** Opening DATASET CONTENT block **
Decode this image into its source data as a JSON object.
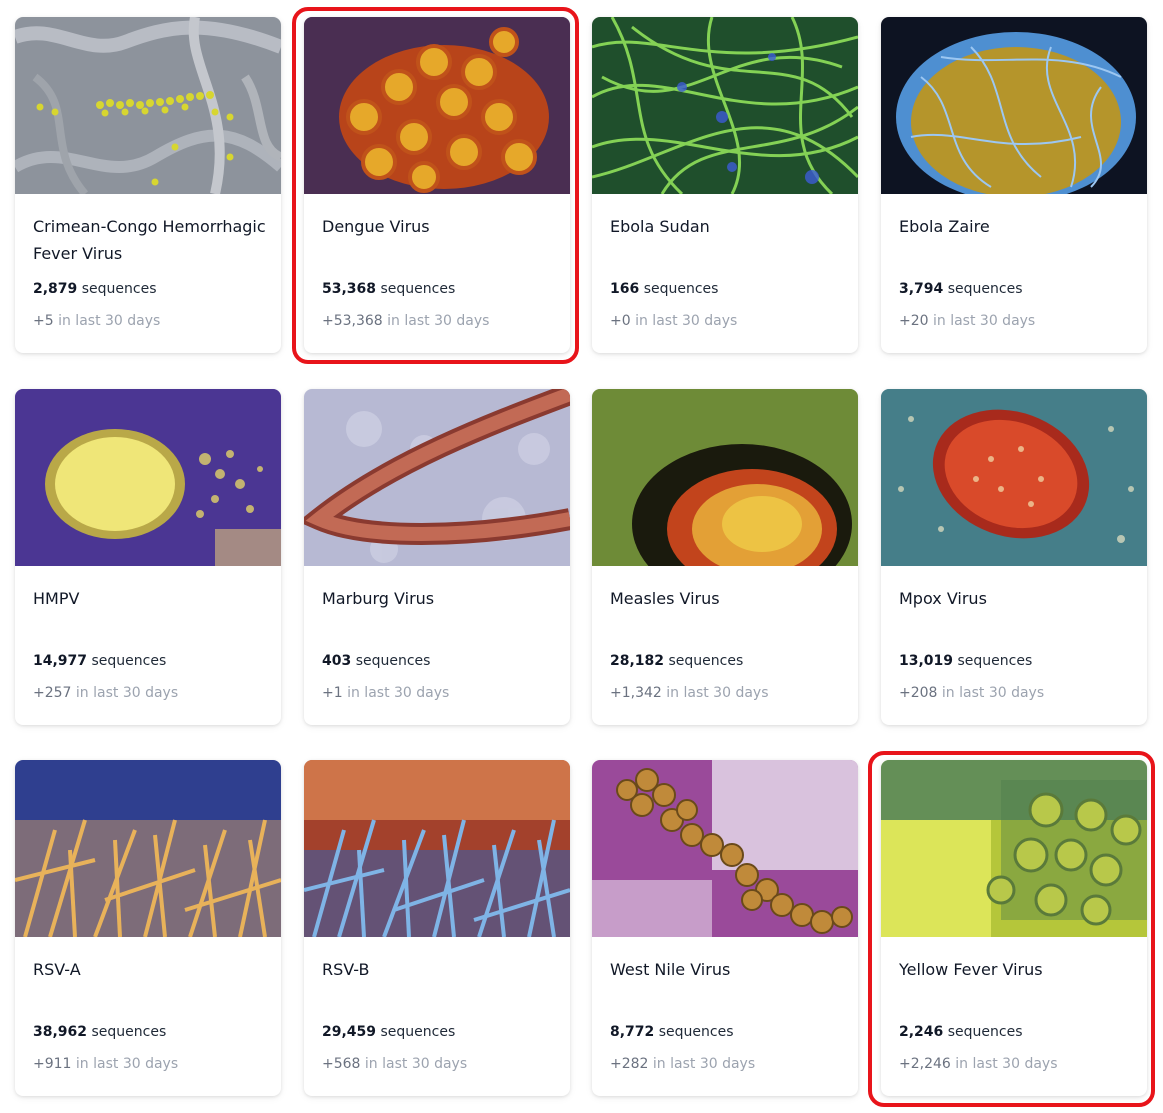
{
  "cards": [
    {
      "title": "Crimean-Congo Hemorrhagic Fever Virus",
      "count": "2,879",
      "count_unit": "sequences",
      "recent": "+5",
      "recent_suffix": "in last 30 days",
      "image": "ccHF-micrograph",
      "highlighted": false
    },
    {
      "title": "Dengue Virus",
      "count": "53,368",
      "count_unit": "sequences",
      "recent": "+53,368",
      "recent_suffix": "in last 30 days",
      "image": "dengue-micrograph",
      "highlighted": true
    },
    {
      "title": "Ebola Sudan",
      "count": "166",
      "count_unit": "sequences",
      "recent": "+0",
      "recent_suffix": "in last 30 days",
      "image": "ebola-sudan-micrograph",
      "highlighted": false
    },
    {
      "title": "Ebola Zaire",
      "count": "3,794",
      "count_unit": "sequences",
      "recent": "+20",
      "recent_suffix": "in last 30 days",
      "image": "ebola-zaire-micrograph",
      "highlighted": false
    },
    {
      "title": "HMPV",
      "count": "14,977",
      "count_unit": "sequences",
      "recent": "+257",
      "recent_suffix": "in last 30 days",
      "image": "hmpv-micrograph",
      "highlighted": false
    },
    {
      "title": "Marburg Virus",
      "count": "403",
      "count_unit": "sequences",
      "recent": "+1",
      "recent_suffix": "in last 30 days",
      "image": "marburg-micrograph",
      "highlighted": false
    },
    {
      "title": "Measles Virus",
      "count": "28,182",
      "count_unit": "sequences",
      "recent": "+1,342",
      "recent_suffix": "in last 30 days",
      "image": "measles-micrograph",
      "highlighted": false
    },
    {
      "title": "Mpox Virus",
      "count": "13,019",
      "count_unit": "sequences",
      "recent": "+208",
      "recent_suffix": "in last 30 days",
      "image": "mpox-micrograph",
      "highlighted": false
    },
    {
      "title": "RSV-A",
      "count": "38,962",
      "count_unit": "sequences",
      "recent": "+911",
      "recent_suffix": "in last 30 days",
      "image": "rsv-a-micrograph",
      "highlighted": false
    },
    {
      "title": "RSV-B",
      "count": "29,459",
      "count_unit": "sequences",
      "recent": "+568",
      "recent_suffix": "in last 30 days",
      "image": "rsv-b-micrograph",
      "highlighted": false
    },
    {
      "title": "West Nile Virus",
      "count": "8,772",
      "count_unit": "sequences",
      "recent": "+282",
      "recent_suffix": "in last 30 days",
      "image": "west-nile-micrograph",
      "highlighted": false
    },
    {
      "title": "Yellow Fever Virus",
      "count": "2,246",
      "count_unit": "sequences",
      "recent": "+2,246",
      "recent_suffix": "in last 30 days",
      "image": "yellow-fever-micrograph",
      "highlighted": true
    }
  ],
  "colors": {
    "highlight": "#e8141a",
    "title_text": "#111827",
    "muted_text": "#9ca3af"
  }
}
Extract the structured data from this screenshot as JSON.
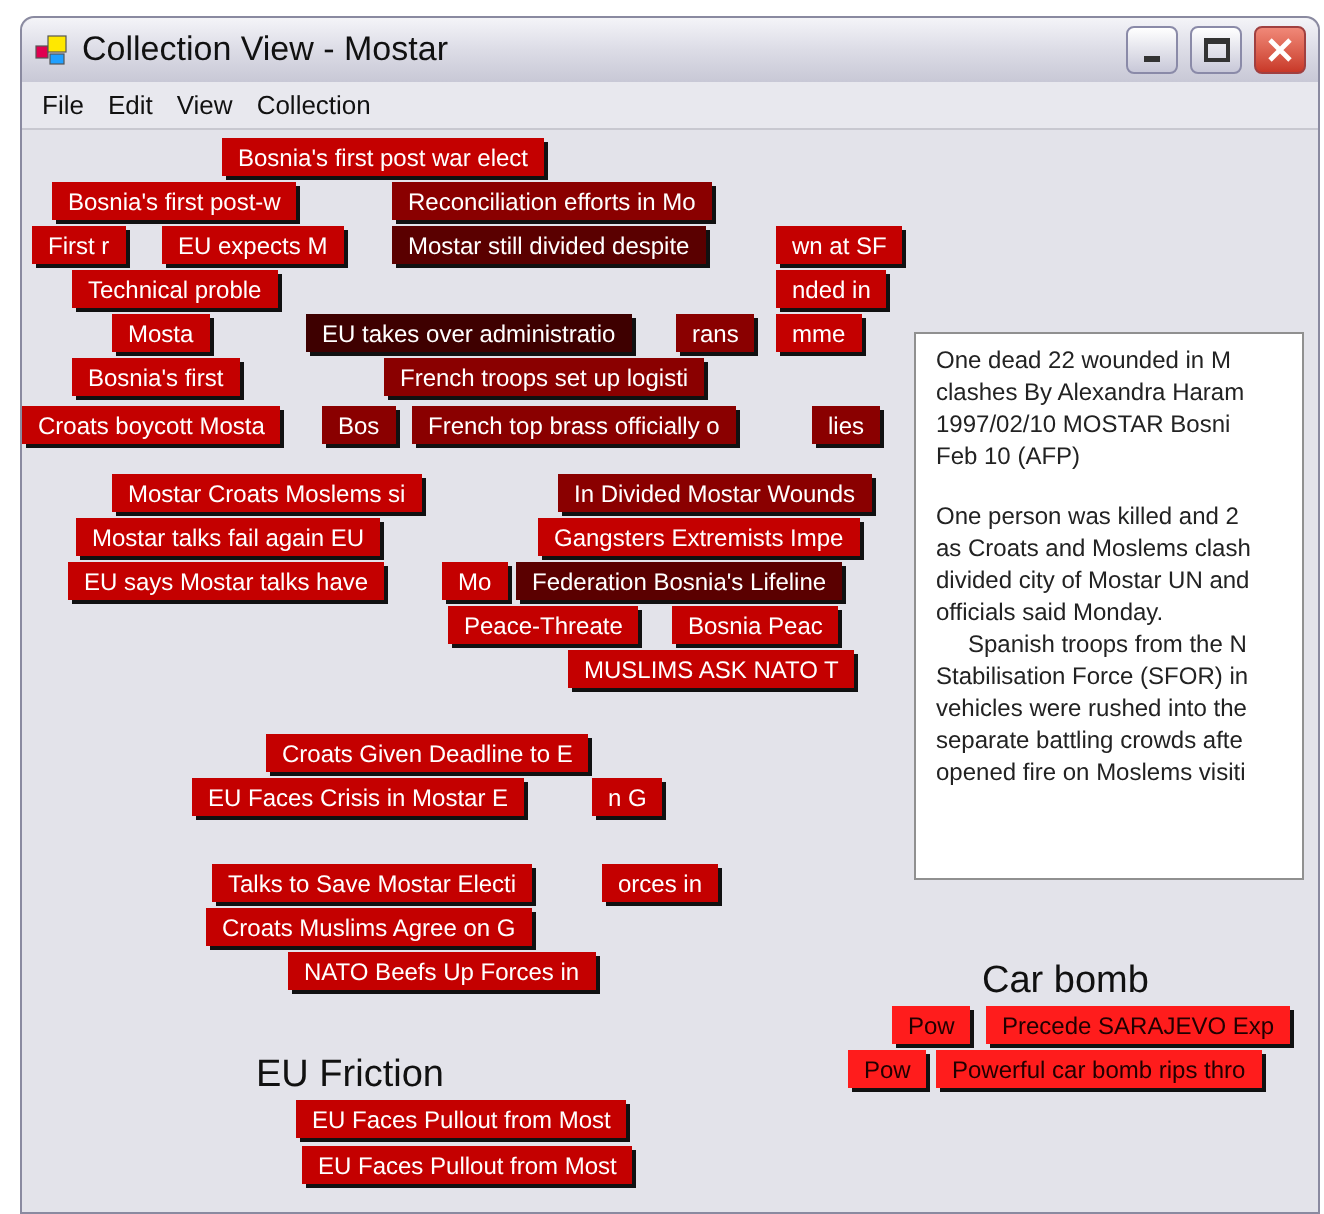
{
  "window": {
    "title": "Collection View - Mostar"
  },
  "menu": [
    "File",
    "Edit",
    "View",
    "Collection"
  ],
  "groups": [
    {
      "label": "EU Friction"
    },
    {
      "label": "Car bomb"
    }
  ],
  "cards": [
    {
      "text": "Bosnia's first post war elect",
      "color": "#c40000"
    },
    {
      "text": "Bosnia's first post-w",
      "color": "#c40000"
    },
    {
      "text": "Reconciliation efforts in Mo",
      "color": "#8a0000"
    },
    {
      "text": "First r",
      "color": "#c40000"
    },
    {
      "text": "EU expects M",
      "color": "#c40000"
    },
    {
      "text": "Mostar still divided despite",
      "color": "#5a0000"
    },
    {
      "text": "wn at SF",
      "color": "#c40000"
    },
    {
      "text": "Technical proble",
      "color": "#c40000"
    },
    {
      "text": "nded in",
      "color": "#c40000"
    },
    {
      "text": "Mosta",
      "color": "#c40000"
    },
    {
      "text": "EU takes over administratio",
      "color": "#3e0000"
    },
    {
      "text": "rans",
      "color": "#8a0000"
    },
    {
      "text": "mme",
      "color": "#c40000"
    },
    {
      "text": "Bosnia's first",
      "color": "#c40000"
    },
    {
      "text": "French troops set up logisti",
      "color": "#8a0000"
    },
    {
      "text": "Croats boycott Mosta",
      "color": "#c40000"
    },
    {
      "text": "Bos",
      "color": "#8a0000"
    },
    {
      "text": "French top brass officially o",
      "color": "#8a0000"
    },
    {
      "text": "lies",
      "color": "#8a0000"
    },
    {
      "text": "Mostar Croats Moslems si",
      "color": "#c40000"
    },
    {
      "text": "In Divided Mostar Wounds",
      "color": "#8a0000"
    },
    {
      "text": "Mostar talks fail again EU",
      "color": "#c40000"
    },
    {
      "text": "Gangsters Extremists Impe",
      "color": "#c40000"
    },
    {
      "text": "EU says Mostar talks have",
      "color": "#c40000"
    },
    {
      "text": "Mo",
      "color": "#c40000"
    },
    {
      "text": "Federation Bosnia's Lifeline",
      "color": "#5a0000"
    },
    {
      "text": "Peace-Threate",
      "color": "#c40000"
    },
    {
      "text": "Bosnia Peac",
      "color": "#c40000"
    },
    {
      "text": "MUSLIMS ASK NATO T",
      "color": "#c40000"
    },
    {
      "text": "Croats Given Deadline to E",
      "color": "#c40000"
    },
    {
      "text": "EU Faces Crisis in Mostar E",
      "color": "#c40000"
    },
    {
      "text": "n G",
      "color": "#c40000"
    },
    {
      "text": "Talks to Save Mostar Electi",
      "color": "#c40000"
    },
    {
      "text": "orces in",
      "color": "#c40000"
    },
    {
      "text": "Croats Muslims Agree on G",
      "color": "#c40000"
    },
    {
      "text": "NATO Beefs Up Forces in",
      "color": "#c40000"
    },
    {
      "text": "Pow",
      "color": "#ff1c1c"
    },
    {
      "text": "Precede SARAJEVO Exp",
      "color": "#ff1c1c"
    },
    {
      "text": "Pow",
      "color": "#ff1c1c"
    },
    {
      "text": "Powerful car bomb rips thro",
      "color": "#ff1c1c"
    },
    {
      "text": "EU Faces Pullout from Most",
      "color": "#c40000"
    },
    {
      "text": "EU Faces Pullout from Most",
      "color": "#c40000"
    }
  ],
  "article": {
    "lines": [
      "One dead  22 wounded in M",
      "clashes By Alexandra Haram",
      "1997/02/10   MOSTAR  Bosni",
      "Feb 10 (AFP)"
    ],
    "lines_2": [
      "One person was killed and 2",
      "as Croats and Moslems clash",
      "divided city of Mostar  UN and",
      "officials said Monday."
    ],
    "lines_3": [
      "Spanish troops from the N",
      "Stabilisation Force (SFOR) in",
      "vehicles were rushed into the",
      "separate battling crowds afte",
      "opened fire on Moslems visiti"
    ]
  }
}
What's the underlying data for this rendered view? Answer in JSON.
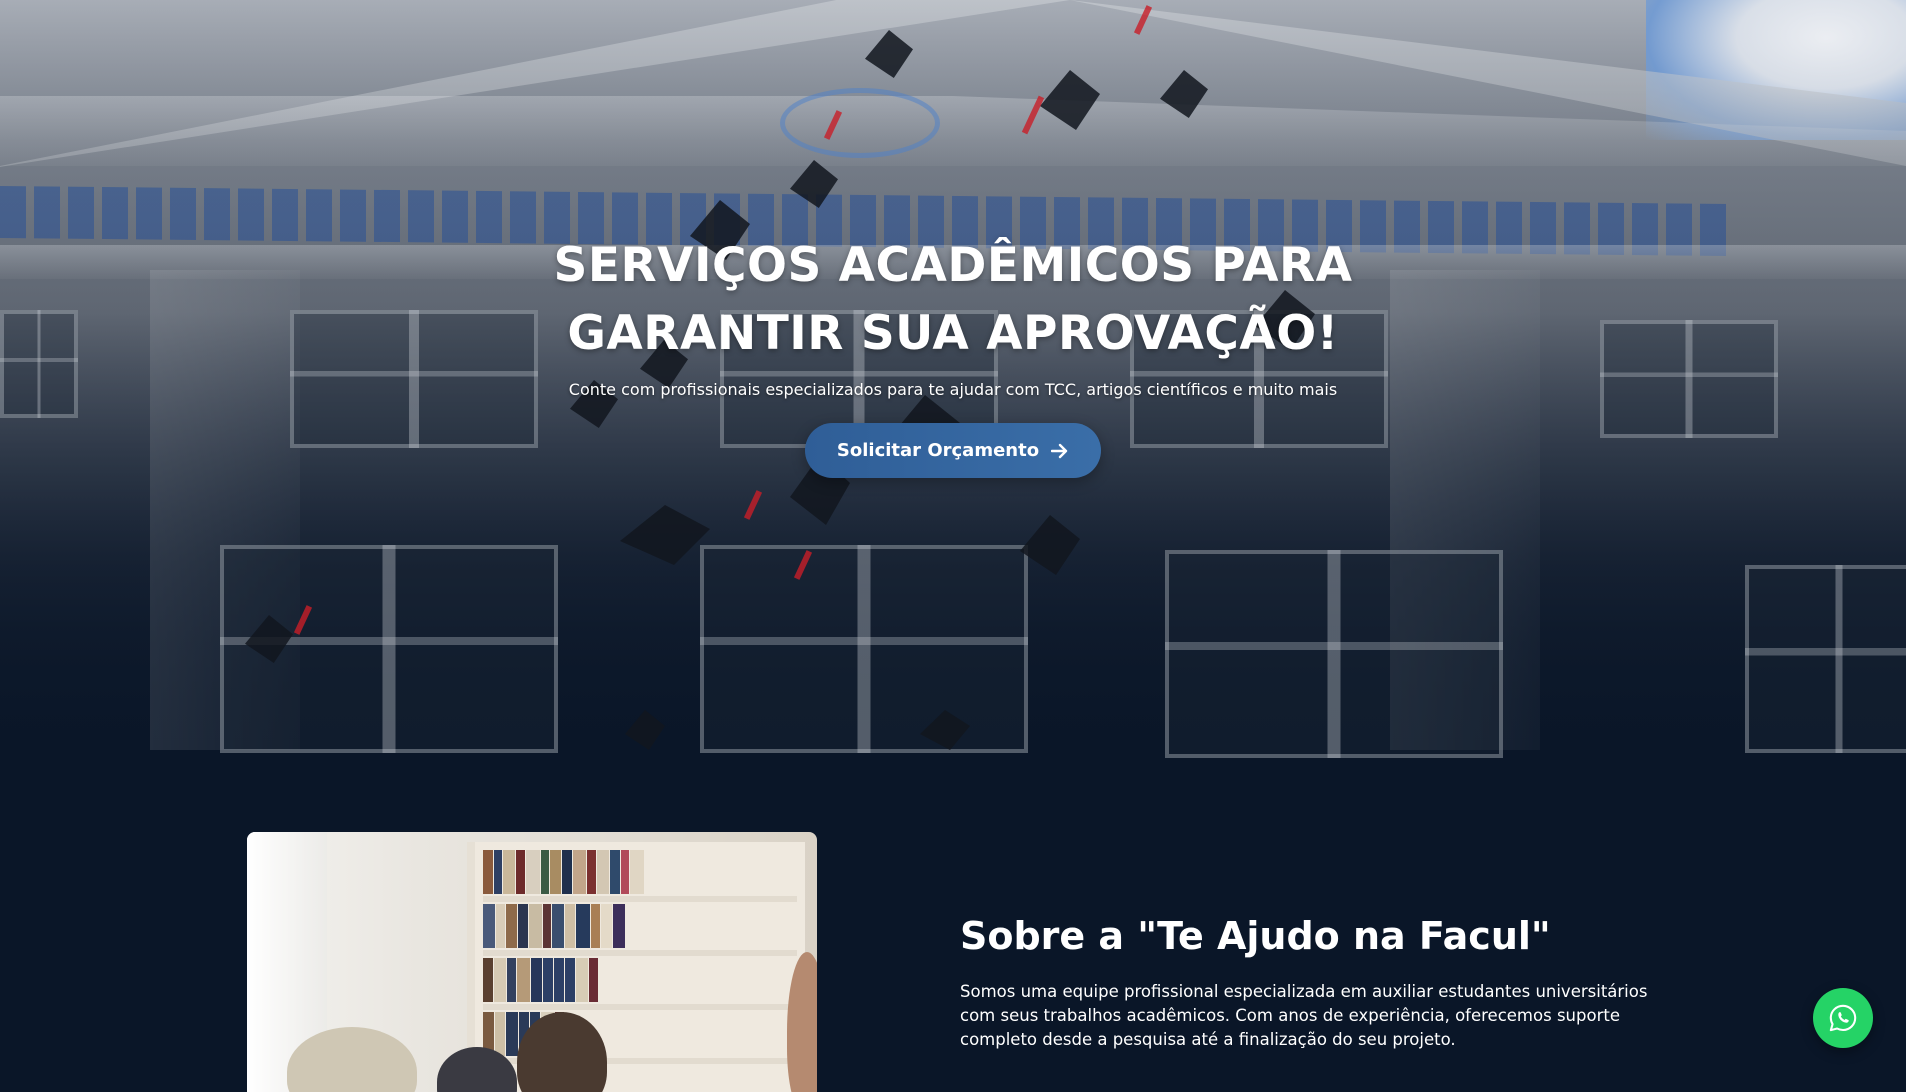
{
  "hero": {
    "title_line1": "SERVIÇOS ACADÊMICOS PARA",
    "title_line2": "GARANTIR SUA APROVAÇÃO!",
    "subtitle": "Conte com profissionais especializados para te ajudar com TCC, artigos científicos e muito mais",
    "cta_label": "Solicitar Orçamento",
    "cta_icon": "arrow-right-icon",
    "button_color": "#2f5e97"
  },
  "about": {
    "title": "Sobre a \"Te Ajudo na Facul\"",
    "paragraph": "Somos uma equipe profissional especializada em auxiliar estudantes universitários com seus trabalhos acadêmicos. Com anos de experiência, oferecemos suporte completo desde a pesquisa até a finalização do seu projeto."
  },
  "floating": {
    "whatsapp_icon": "whatsapp-icon",
    "whatsapp_color": "#25d366"
  },
  "theme": {
    "background": "#0a1628",
    "text": "#ffffff"
  }
}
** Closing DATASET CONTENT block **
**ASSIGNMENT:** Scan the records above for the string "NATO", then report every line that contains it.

**EXERCISE RESPONSE:**
      "text": "MUSLIMS ASK NATO T",
      "text": "NATO Beefs Up Forces in",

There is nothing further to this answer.